# Page:SearleEllipsoid.djvu/5

Thus, as Prof. Morton has also shown by the same method,

 ${\displaystyle \mathbf {\Psi } =\int _{\lambda }^{\infty }{\frac {q\alpha d\lambda }{2\mathrm {K} {\sqrt {\left(a^{2}+\alpha \lambda \right)\left(b^{2}+\lambda \right)\left(c^{2}+\lambda \right)}}}}}$. (12)

Now I have shown {§21} that if there is a surface A carrying a charge ${\displaystyle q}$, and any surface B is found for which ${\displaystyle \mathbf {\Psi } }$ is constant, then a charge ${\displaystyle q}$ placed upon B and allowed to acquire an equilibrium distribution will produce at all points not inside B the same effect as the charged surface A.

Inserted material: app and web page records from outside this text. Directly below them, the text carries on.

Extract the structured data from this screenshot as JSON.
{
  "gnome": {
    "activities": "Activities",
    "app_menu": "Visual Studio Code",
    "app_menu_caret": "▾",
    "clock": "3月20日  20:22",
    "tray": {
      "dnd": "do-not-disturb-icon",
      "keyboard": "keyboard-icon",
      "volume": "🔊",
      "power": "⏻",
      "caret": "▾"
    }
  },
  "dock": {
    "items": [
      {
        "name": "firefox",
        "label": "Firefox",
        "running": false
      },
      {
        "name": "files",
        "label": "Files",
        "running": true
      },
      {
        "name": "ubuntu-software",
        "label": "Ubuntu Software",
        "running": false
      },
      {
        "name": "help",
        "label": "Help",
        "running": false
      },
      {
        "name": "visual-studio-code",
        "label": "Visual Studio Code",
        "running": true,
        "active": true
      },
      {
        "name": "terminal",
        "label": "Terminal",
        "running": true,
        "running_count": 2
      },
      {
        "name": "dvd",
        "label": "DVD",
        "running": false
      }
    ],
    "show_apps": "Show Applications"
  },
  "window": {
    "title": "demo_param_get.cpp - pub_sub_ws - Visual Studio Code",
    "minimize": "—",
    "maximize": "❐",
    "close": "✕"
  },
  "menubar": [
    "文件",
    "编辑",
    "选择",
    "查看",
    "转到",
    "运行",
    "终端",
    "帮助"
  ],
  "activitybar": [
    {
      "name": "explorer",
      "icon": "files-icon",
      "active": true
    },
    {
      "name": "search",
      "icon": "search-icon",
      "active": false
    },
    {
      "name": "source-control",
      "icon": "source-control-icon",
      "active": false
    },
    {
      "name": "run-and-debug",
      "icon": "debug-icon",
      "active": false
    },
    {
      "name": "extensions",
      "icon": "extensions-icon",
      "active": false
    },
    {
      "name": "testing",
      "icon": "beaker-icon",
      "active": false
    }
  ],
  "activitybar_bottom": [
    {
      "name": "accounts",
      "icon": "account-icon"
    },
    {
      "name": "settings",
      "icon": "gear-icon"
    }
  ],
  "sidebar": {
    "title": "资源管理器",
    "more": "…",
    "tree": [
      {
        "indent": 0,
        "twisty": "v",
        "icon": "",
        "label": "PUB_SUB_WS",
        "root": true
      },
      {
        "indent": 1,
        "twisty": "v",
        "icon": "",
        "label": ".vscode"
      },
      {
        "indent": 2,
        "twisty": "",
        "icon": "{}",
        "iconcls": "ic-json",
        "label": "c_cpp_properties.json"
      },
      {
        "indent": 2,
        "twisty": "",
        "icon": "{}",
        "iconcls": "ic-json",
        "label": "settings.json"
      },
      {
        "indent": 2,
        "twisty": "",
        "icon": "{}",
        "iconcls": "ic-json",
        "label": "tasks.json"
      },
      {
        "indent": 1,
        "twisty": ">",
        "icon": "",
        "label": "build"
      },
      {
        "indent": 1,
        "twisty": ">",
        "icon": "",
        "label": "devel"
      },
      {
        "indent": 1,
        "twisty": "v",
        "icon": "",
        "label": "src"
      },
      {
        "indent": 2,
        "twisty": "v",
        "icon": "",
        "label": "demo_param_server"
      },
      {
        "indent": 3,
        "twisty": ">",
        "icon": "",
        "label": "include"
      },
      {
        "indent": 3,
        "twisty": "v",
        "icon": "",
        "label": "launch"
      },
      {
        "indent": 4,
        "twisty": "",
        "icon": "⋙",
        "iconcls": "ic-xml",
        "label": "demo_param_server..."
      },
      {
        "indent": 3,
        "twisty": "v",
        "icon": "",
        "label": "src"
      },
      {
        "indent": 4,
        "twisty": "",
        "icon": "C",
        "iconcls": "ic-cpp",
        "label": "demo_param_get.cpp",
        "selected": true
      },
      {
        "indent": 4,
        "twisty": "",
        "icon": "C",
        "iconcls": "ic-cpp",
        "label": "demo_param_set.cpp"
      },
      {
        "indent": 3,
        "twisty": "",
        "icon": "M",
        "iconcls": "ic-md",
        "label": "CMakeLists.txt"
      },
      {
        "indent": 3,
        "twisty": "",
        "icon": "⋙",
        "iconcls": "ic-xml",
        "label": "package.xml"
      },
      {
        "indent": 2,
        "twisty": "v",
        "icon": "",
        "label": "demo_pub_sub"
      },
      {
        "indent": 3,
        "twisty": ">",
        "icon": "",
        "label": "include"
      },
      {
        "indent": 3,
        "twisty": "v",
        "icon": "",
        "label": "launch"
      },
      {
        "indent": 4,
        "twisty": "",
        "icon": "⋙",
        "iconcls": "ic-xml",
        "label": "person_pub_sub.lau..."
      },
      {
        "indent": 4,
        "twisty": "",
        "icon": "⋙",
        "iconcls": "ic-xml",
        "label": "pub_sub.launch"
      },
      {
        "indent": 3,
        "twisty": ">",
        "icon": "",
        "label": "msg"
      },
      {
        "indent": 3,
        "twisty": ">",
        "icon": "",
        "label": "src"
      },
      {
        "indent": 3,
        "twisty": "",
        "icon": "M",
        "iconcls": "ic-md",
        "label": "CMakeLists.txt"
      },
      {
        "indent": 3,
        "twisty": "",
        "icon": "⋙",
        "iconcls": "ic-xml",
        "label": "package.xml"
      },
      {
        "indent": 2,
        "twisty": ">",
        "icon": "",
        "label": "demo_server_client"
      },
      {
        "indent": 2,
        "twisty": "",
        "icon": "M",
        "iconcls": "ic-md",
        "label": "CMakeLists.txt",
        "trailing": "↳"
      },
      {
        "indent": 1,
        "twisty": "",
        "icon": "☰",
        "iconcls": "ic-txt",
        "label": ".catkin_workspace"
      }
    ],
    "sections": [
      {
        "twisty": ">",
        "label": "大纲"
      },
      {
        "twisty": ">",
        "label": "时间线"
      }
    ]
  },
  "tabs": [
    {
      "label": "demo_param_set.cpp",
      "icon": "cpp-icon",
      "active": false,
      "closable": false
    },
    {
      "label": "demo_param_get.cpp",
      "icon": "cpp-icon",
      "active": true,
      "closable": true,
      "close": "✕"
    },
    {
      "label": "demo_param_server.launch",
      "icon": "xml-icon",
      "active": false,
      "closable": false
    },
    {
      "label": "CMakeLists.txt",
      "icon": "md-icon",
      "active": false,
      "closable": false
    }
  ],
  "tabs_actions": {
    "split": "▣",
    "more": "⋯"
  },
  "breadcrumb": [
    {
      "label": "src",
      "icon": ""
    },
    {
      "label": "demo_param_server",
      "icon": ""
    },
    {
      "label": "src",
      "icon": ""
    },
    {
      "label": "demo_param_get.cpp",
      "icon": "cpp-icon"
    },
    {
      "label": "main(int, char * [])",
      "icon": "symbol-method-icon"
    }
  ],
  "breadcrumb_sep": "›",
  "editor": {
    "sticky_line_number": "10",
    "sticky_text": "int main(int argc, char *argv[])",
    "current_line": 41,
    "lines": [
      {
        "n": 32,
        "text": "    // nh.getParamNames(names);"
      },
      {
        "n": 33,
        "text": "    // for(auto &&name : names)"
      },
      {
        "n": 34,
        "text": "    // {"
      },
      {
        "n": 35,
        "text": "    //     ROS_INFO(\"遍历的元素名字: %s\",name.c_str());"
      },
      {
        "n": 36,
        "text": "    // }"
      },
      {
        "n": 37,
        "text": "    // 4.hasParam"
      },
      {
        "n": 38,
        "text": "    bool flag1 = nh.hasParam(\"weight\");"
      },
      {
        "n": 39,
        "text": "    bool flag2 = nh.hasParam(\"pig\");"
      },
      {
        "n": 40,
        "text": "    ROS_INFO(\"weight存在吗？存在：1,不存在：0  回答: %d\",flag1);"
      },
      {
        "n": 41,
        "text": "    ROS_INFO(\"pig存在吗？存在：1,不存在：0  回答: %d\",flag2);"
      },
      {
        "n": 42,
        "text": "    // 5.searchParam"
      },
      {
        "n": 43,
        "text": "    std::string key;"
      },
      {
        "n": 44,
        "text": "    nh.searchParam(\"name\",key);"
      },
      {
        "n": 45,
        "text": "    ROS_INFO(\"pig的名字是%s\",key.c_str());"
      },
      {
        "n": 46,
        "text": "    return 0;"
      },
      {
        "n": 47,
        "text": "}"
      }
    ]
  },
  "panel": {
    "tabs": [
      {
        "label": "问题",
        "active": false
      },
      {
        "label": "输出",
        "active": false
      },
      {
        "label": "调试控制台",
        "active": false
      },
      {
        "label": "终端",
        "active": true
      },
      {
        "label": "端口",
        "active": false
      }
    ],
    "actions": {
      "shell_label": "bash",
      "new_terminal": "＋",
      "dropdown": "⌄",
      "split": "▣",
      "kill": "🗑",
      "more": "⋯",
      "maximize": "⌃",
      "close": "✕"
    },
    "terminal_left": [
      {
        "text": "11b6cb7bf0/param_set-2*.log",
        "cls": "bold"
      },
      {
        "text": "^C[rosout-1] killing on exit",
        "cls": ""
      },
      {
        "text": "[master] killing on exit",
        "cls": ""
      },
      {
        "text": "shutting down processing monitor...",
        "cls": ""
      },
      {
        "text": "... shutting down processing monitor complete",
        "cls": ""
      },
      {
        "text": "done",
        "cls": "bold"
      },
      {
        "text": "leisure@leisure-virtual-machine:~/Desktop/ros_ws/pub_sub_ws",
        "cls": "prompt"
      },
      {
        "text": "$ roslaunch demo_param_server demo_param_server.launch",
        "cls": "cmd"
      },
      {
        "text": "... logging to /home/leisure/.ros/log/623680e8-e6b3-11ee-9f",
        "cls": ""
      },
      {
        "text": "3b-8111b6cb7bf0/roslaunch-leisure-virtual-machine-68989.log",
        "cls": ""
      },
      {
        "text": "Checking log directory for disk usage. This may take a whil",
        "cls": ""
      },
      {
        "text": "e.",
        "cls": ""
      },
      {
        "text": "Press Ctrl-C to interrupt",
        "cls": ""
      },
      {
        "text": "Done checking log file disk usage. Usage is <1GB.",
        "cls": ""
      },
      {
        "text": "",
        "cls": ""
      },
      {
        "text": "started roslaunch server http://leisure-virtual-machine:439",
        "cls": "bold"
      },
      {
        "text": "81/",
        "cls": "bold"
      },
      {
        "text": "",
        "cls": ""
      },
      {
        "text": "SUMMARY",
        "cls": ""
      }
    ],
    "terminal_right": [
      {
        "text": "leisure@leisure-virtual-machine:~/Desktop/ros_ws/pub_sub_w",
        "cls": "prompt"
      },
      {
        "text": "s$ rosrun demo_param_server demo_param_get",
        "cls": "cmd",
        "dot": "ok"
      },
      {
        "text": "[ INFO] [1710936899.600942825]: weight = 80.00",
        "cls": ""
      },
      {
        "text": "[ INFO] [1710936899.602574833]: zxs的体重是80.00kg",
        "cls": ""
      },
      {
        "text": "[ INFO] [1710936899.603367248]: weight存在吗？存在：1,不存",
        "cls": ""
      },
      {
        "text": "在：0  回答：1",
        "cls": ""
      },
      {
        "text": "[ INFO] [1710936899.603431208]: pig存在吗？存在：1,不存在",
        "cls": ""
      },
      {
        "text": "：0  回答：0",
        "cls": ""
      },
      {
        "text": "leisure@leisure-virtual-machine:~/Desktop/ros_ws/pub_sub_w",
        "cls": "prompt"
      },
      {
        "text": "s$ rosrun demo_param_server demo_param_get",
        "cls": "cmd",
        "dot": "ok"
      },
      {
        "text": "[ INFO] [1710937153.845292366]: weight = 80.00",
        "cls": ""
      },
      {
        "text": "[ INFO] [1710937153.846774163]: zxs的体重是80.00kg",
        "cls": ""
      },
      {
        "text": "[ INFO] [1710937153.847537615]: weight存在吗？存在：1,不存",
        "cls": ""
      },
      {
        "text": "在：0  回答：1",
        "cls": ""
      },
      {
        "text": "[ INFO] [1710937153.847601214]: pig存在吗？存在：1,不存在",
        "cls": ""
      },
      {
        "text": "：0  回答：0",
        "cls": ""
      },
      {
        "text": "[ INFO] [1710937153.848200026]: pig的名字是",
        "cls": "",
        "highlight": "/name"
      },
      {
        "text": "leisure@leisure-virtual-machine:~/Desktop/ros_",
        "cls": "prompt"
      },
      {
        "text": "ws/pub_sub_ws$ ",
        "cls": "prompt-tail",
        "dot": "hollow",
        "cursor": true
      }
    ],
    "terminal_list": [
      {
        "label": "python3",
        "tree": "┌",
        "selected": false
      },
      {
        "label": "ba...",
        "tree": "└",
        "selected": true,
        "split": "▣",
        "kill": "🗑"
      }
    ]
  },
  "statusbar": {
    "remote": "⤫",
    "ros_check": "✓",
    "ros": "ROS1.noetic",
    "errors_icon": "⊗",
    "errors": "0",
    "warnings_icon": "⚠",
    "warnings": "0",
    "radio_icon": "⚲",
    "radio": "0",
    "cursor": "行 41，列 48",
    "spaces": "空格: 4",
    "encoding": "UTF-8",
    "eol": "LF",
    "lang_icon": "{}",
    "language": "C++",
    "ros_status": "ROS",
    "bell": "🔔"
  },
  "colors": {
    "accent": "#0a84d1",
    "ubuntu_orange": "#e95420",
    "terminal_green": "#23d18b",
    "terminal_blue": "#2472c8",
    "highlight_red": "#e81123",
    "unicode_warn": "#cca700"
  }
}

Hence the ellipsoid (11) when carrying a charge ${\displaystyle q}$ produces at all points not inside itself exactly the same disturbance as the ellipsoid ${\displaystyle a,b,c}$ with the same charge.

If we make ${\displaystyle a=b=c=0}$, the surfaces of equal "convection potential" are the ellipsoids given by

${\displaystyle {\frac {x^{2}}{\alpha }}+y^{2}+z^{2}=\lambda }$.

They are therefore all similar to each other. Thus the ellipsoid of this form produces exactly the same effect as a point-charge at its centre, and thus an ellipsoid of this form takes the place of the sphere in electrostatics. An ellipsoid with its axes in the ratios ${\displaystyle {\sqrt {\alpha }}:1:1}$ I have called a Heaviside Ellipsoid, since Mr. Heaviside[1] was the first to draw attention to its importance in the theory of moving charges. Whatever be the ratios ${\displaystyle a:b:c}$, the equipotential surfaces

1. 'Electrical Papers,' vol. ii. p. 514.